Lake Tawakoni — One of Texas’ Best

Lake Tawakoni — One of Texas’ Best

A lake for all seasons with multispecies options and record potential.

Story and Photography by Matt Williams

Michael and Teri Littlejohn are what I like to call fishing guides for the fishing man.

The husband/wife team have run a successful business on Lake Tawakoni for going on 10 years. Fittingly called Lake Tawakoni Guide Service, the operation is staffed by a small army of licensed guides who, like the Littlejohns, love to fish and live for the next bite.

The lifestyle is befitting of the environment. Their watery office is a multispecies all-star teeming with all sorts of hungry mouths to feed. And often times, the takers are whoppers. Some may outweigh the average third-grader.

As multispecies fisheries go, Tawakoni ranks among the best  in the state. It packs a full house of finny options to accommodate everyone from trophy catfish junkies looking for one big bite to fun-loving fishermen more interested in getting their string stretched over and over by the pelagic titans that patrol its open waters in massive schools. It’s no slouch when it comes to largemouth bass and crappie, either.

Located about an hour east of Dallas, and roughly four hours from Houston and Austin, the 38,000-acre reservoir has been a popular destination on the road map for Texas anglers for more than half a century.

Impounded in 1960, Tawakoni once ranked among the region’s premier largemouth bass fisheries. The lake still produces its share of burly largemouths, as evidenced by a new lake record 14 pounder reeled in by Warren Sprague of Wills Point in May 2018.    Over time, however, it has evolved into somewhat of a revolving door for recreational anglers lured there by the marauding bands of striped bass, hybrid stripers and white bass that make an easy living off the lake’s abundant shad population.

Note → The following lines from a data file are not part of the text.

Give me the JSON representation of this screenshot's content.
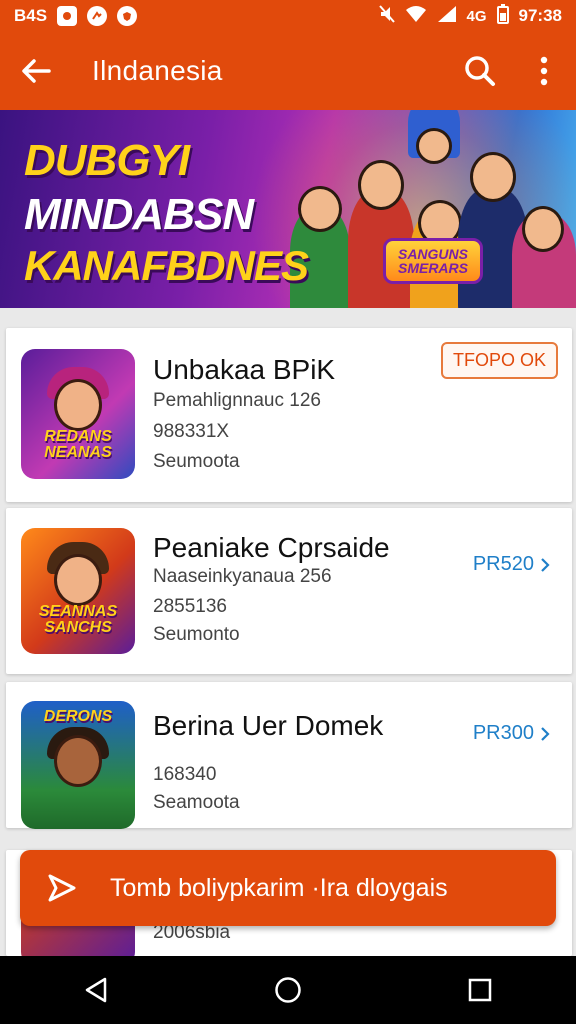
{
  "status_bar": {
    "left_text": "B4S",
    "time": "97:38",
    "left_icons": [
      "image-icon",
      "message-icon",
      "shield-icon"
    ],
    "right_icons": [
      "mute-icon",
      "wifi-icon",
      "signal-icon",
      "data-icon",
      "battery-icon"
    ],
    "data_label": "4G"
  },
  "app_bar": {
    "title": "Ilndanesia",
    "back_icon": "arrow-left-icon",
    "search_icon": "search-icon",
    "more_icon": "more-vert-icon"
  },
  "banner": {
    "line1": "DUBGYI",
    "line2": "MINDABSN",
    "line3": "KANAFBDNES",
    "badge": "SANGUNS SMERARS"
  },
  "items": [
    {
      "title": "Unbakaa BPiK",
      "line1": "Pemahlignnauc 126",
      "line2": "988331X",
      "line3": "Seumoota",
      "tag": "TFOPO OK",
      "price": "",
      "thumb_text": "REDANS NEANAS"
    },
    {
      "title": "Peaniake Cprsaide",
      "line1": "Naaseinkyanaua 256",
      "line2": "2855136",
      "line3": "Seumonto",
      "tag": "",
      "price": "PR520",
      "thumb_text": "SEANNAS SANCHS"
    },
    {
      "title": "Berina Uer Domek",
      "line1": "",
      "line2": "168340",
      "line3": "Seamoota",
      "tag": "",
      "price": "PR300",
      "thumb_text": "DERONS"
    },
    {
      "title": "",
      "line1": "",
      "line2": "2006sbia",
      "line3": "",
      "tag": "",
      "price": "",
      "thumb_text": ""
    }
  ],
  "cta": {
    "label": "Tomb boliypkarim ·Ira dloygais",
    "icon": "send-icon"
  },
  "nav": [
    "back-triangle-icon",
    "home-circle-icon",
    "recents-square-icon"
  ],
  "colors": {
    "primary": "#e14a0c",
    "link": "#1f7fc8",
    "background": "#e9e9e9"
  }
}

The line-sided sport fish are plentiful, largely because the lake is on the receiving end of regular stockings of pure striped bass and hybrid bass reared in Texas Parks and Wildlife Department fish hatcheries.